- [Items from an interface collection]
• • • •

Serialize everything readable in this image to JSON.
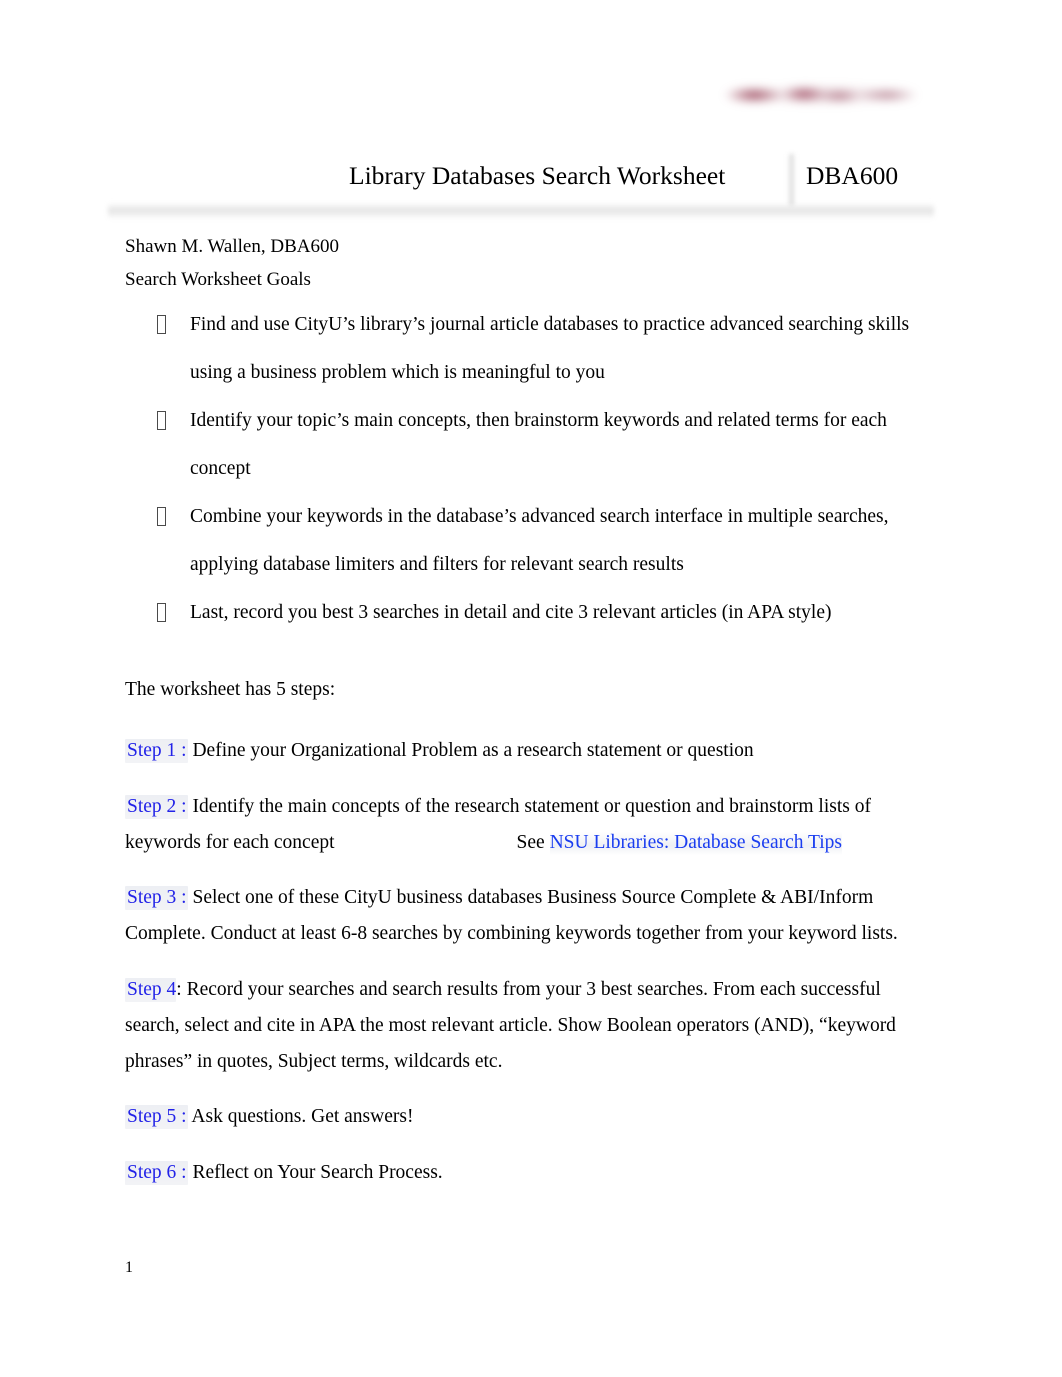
{
  "header": {
    "logo_alt": "blurred-university-logo",
    "logo_color": "#8c2a42",
    "title": "Library Databases Search Worksheet",
    "course_code": "DBA600"
  },
  "meta": {
    "author_line": "Shawn M. Wallen, DBA600",
    "section_heading": "Search Worksheet Goals"
  },
  "goals": [
    "Find and use CityU’s library’s journal article databases to practice advanced searching skills using a business problem which is meaningful to you",
    "Identify your topic’s main concepts, then brainstorm keywords and related terms for each concept",
    "Combine your keywords in the database’s advanced search interface in multiple searches, applying database limiters and filters for relevant search results",
    "Last, record you best 3 searches in detail and cite 3 relevant articles (in APA style)"
  ],
  "intro": "The worksheet has 5 steps:",
  "steps": [
    {
      "label": "Step 1 :",
      "label_text": "Step 1",
      "colon": " :",
      "body": " Define your Organizational Problem as a research statement or question"
    },
    {
      "label": "Step 2 :",
      "label_text": "Step 2",
      "colon": " :",
      "body": " Identify the main concepts of the research statement or question and brainstorm lists of keywords for each concept",
      "body_line1": " Identify the main concepts of the research statement or question and brainstorm lists of",
      "body_line2": "keywords for each concept",
      "see_label": "See",
      "link_text": "NSU Libraries: Database Search Tips"
    },
    {
      "label": "Step 3 :",
      "label_text": "Step 3",
      "colon": " :",
      "body": " Select one of these CityU business databases Business Source Complete & ABI/Inform Complete. Conduct at least 6-8 searches by combining keywords together from your keyword lists."
    },
    {
      "label": "Step 4 :",
      "label_text": "Step 4",
      "colon": ":",
      "body": " Record your searches and search results from your 3 best searches. From each successful search, select and cite in APA the most relevant article. Show Boolean operators (AND), “keyword phrases” in quotes, Subject terms, wildcards etc."
    },
    {
      "label": "Step 5 :",
      "label_text": "Step 5",
      "colon": " :",
      "body": " Ask questions. Get answers!"
    },
    {
      "label": "Step 6 :",
      "label_text": "Step 6",
      "colon": " :",
      "body": " Reflect on Your Search Process."
    }
  ],
  "footer": {
    "page_number": "1"
  },
  "colors": {
    "step_label_blue": "#2222e8",
    "link_blue": "#1a3df0",
    "logo_maroon": "#8c2a42",
    "text_black": "#000000"
  }
}
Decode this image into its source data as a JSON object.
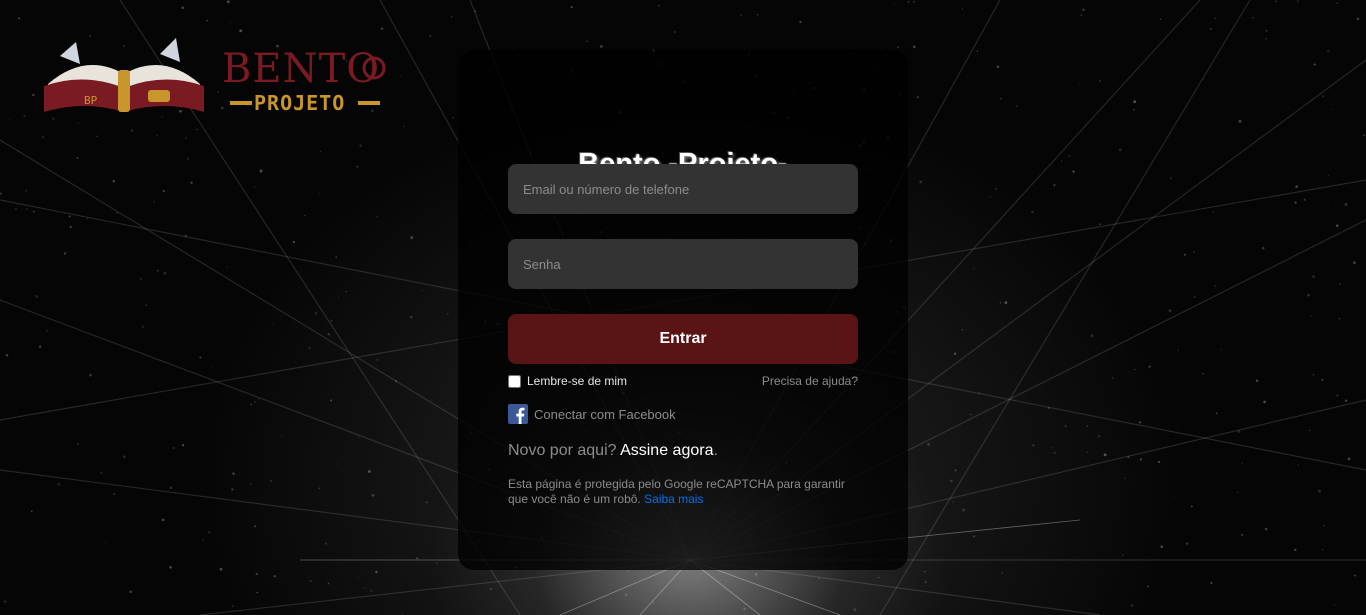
{
  "brand": {
    "logo_word": "BENTO",
    "logo_sub": "PROJETO",
    "book_badge": "BP"
  },
  "login": {
    "title": "Bento -Projeto-",
    "email_placeholder": "Email ou número de telefone",
    "password_placeholder": "Senha",
    "submit_label": "Entrar",
    "remember_label": "Lembre-se de mim",
    "help_link": "Precisa de ajuda?",
    "facebook_label": "Conectar com Facebook",
    "signup_prompt": "Novo por aqui?",
    "signup_link": "Assine agora",
    "signup_end": ".",
    "captcha_text": "Esta página é protegida pelo Google reCAPTCHA para garantir que você não é um robô.",
    "captcha_link": "Saiba mais"
  },
  "colors": {
    "submit_bg": "#5b1416",
    "facebook": "#3b5998",
    "link_blue": "#0071eb",
    "logo_red": "#7a1a22",
    "logo_gold": "#c8962a"
  }
}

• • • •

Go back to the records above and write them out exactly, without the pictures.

- [SOLUTION TO THE EXERCISE]
Serialize everything readable in this image to JSON.
{
  "header": {
    "logo_alt": "blurred-university-logo",
    "logo_color": "#8c2a42",
    "title": "Library Databases Search Worksheet",
    "course_code": "DBA600"
  },
  "meta": {
    "author_line": "Shawn M. Wallen, DBA600",
    "section_heading": "Search Worksheet Goals"
  },
  "goals": [
    "Find and use CityU’s library’s journal article databases to practice advanced searching skills using a business problem which is meaningful to you",
    "Identify your topic’s main concepts, then brainstorm keywords and related terms for each concept",
    "Combine your keywords in the database’s advanced search interface in multiple searches, applying database limiters and filters for relevant search results",
    "Last, record you best 3 searches in detail and cite 3 relevant articles (in APA style)"
  ],
  "intro": "The worksheet has 5 steps:",
  "steps": [
    {
      "label": "Step 1 :",
      "label_text": "Step 1",
      "colon": " :",
      "body": " Define your Organizational Problem as a research statement or question"
    },
    {
      "label": "Step 2 :",
      "label_text": "Step 2",
      "colon": " :",
      "body": " Identify the main concepts of the research statement or question and brainstorm lists of keywords for each concept",
      "body_line1": " Identify the main concepts of the research statement or question and brainstorm lists of",
      "body_line2": "keywords for each concept",
      "see_label": "See",
      "link_text": "NSU Libraries: Database Search Tips"
    },
    {
      "label": "Step 3 :",
      "label_text": "Step 3",
      "colon": " :",
      "body": " Select one of these CityU business databases Business Source Complete & ABI/Inform Complete. Conduct at least 6-8 searches by combining keywords together from your keyword lists."
    },
    {
      "label": "Step 4 :",
      "label_text": "Step 4",
      "colon": ":",
      "body": " Record your searches and search results from your 3 best searches. From each successful search, select and cite in APA the most relevant article. Show Boolean operators (AND), “keyword phrases” in quotes, Subject terms, wildcards etc."
    },
    {
      "label": "Step 5 :",
      "label_text": "Step 5",
      "colon": " :",
      "body": " Ask questions. Get answers!"
    },
    {
      "label": "Step 6 :",
      "label_text": "Step 6",
      "colon": " :",
      "body": " Reflect on Your Search Process."
    }
  ],
  "footer": {
    "page_number": "1"
  },
  "colors": {
    "step_label_blue": "#2222e8",
    "link_blue": "#1a3df0",
    "logo_maroon": "#8c2a42",
    "text_black": "#000000"
  }
}
Decode this image into its source data as a JSON object.
{
  "brand": {
    "logo_word": "BENTO",
    "logo_sub": "PROJETO",
    "book_badge": "BP"
  },
  "login": {
    "title": "Bento -Projeto-",
    "email_placeholder": "Email ou número de telefone",
    "password_placeholder": "Senha",
    "submit_label": "Entrar",
    "remember_label": "Lembre-se de mim",
    "help_link": "Precisa de ajuda?",
    "facebook_label": "Conectar com Facebook",
    "signup_prompt": "Novo por aqui?",
    "signup_link": "Assine agora",
    "signup_end": ".",
    "captcha_text": "Esta página é protegida pelo Google reCAPTCHA para garantir que você não é um robô.",
    "captcha_link": "Saiba mais"
  },
  "colors": {
    "submit_bg": "#5b1416",
    "facebook": "#3b5998",
    "link_blue": "#0071eb",
    "logo_red": "#7a1a22",
    "logo_gold": "#c8962a"
  }
}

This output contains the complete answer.